Timing is everything -- Our visit to Seward on the day the cruise ship folks were there...getting sick
After set-netting in Soldotna, the weary troop of travelers (my husband, my daughter, her two cousins and me) drove to Seward so that Josh could fix a network problem for one of his tourism clients. On the way, we stopped (briefly) in Moose Pass to witness their "Solstice Festival".
I guess it had been pouring in Moose Pass until around noon that day and you could tell by the puddles on the ground. You could also tell that these folks were used to serious festival weather because all of their booths had solid plastic sides--well prepared for the sideways rain common in Alaska sea towns.
OK...the real reason we stopped is that the kids had to use the bathroom, but it was a good excuse for me to snap pictures of the tiny but mighty festival. It was also a good excuse for Josh to crawl into the passenger seat and fall asleep while I was walking around so that I had to drive when I got back.
We arrived in Seward and thought it would take 20 minutes to an hour fo fix. After almost 4 hours they couldn't get it to work so they gave up.
So, that gave us four hours to kill in Seward.
We walked around the harbor a great deal and looked at (drooled over) the boats.
Not too long after we got there, the folks from the Holland America ship Veendam were bussed in as well to spend their time in Seward. They fanned out to sign up at the various sight-seeing companies and/or fishing charters or headed to one of the many small eating establishments. I snapped some shots of them with my next "evil cruise ship" post in mind for the blog.
I had no idea I'd be using them this soon.
Per the Anchorage Daily News:
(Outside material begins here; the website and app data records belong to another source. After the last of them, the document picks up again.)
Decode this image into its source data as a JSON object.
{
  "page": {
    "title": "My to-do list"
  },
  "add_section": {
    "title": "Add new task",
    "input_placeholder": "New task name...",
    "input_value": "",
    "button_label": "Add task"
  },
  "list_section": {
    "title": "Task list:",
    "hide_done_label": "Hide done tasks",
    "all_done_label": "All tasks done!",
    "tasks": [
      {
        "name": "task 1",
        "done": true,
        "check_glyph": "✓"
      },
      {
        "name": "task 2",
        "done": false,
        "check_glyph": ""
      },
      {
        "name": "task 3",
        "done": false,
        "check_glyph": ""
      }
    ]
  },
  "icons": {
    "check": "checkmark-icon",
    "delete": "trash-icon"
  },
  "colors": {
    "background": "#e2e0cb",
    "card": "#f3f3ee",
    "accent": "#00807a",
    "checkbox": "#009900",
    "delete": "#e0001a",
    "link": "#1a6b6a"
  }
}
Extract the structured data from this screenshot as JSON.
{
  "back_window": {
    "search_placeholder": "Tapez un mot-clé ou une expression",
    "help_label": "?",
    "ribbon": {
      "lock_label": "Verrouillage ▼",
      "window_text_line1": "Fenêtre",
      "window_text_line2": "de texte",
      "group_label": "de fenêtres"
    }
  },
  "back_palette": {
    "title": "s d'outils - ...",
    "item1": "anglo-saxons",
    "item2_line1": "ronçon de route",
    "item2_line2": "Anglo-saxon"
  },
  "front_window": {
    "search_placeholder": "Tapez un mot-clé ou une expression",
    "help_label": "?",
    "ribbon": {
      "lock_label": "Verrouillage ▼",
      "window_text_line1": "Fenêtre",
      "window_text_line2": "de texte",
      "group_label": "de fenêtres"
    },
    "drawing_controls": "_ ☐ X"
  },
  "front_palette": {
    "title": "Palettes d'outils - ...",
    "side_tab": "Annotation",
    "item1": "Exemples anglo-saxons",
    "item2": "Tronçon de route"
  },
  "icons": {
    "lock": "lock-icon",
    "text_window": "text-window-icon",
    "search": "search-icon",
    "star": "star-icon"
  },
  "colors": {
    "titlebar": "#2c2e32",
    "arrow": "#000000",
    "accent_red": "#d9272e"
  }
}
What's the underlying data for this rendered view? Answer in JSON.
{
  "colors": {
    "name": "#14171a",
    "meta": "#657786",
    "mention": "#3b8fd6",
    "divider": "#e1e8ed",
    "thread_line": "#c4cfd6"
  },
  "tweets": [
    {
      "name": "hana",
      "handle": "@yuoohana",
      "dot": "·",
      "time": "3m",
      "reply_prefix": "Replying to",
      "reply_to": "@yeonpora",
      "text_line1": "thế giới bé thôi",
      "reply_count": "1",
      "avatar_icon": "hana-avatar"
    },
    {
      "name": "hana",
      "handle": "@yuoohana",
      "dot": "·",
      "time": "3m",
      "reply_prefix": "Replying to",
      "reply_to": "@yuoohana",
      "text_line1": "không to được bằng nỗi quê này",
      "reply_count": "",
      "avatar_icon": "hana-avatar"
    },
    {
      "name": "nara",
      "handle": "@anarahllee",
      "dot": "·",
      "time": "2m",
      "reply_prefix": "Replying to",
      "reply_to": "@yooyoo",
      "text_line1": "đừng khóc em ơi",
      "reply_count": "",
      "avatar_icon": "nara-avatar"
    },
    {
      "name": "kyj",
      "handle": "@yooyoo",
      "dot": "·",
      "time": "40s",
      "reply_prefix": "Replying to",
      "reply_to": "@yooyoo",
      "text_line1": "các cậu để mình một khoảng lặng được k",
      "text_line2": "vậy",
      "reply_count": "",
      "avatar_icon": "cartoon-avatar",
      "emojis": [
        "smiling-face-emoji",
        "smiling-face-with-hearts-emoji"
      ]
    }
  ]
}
A suspected norovirus outbreak on a Holland America cruise ship left 112 passengers ill in Seward, according to the state Division of Public Health.The outbreak affected about 8 1/2 percent of the 1,313 passengers on board, with another 12 of the 556 crew members reporting the illness, said epidemiologist Beth Funk.
Can I briefly mention the irony of an epidemiologist named "Funk?"
The rumors of an outbreak followed the Veendam from port-to-port and prompted media inquiries through the week, but it wasn't until Monday that the Centers for Disease Control and Prevention got the report, which is required to be filed when more than 3 percent of the passengers become ill, she said.
Passengers initially began getting sick in Haines, when about 20 people reported the illness, she said. The vessel also ported in Juneau and Sitka before moving on the Seward.
Funk said she didn't think the virus had yet been tested to confirm it was norovirus, but she suspected it was based upon the symptoms.
Norovirus is a gastrointestinal ailment that usually causes vomiting and diarrhea, and lasts between 24 and 48 hours. It's highly contagious, making a closed environment like a cruise ship a prime setting for an outbreak.
My husband woke up not feeling well today and flopped into bed when he got home from work. He was the one in the tourism office at the same time all of the cruise ship folks were there. Oh please, please, please don't let him have this virus.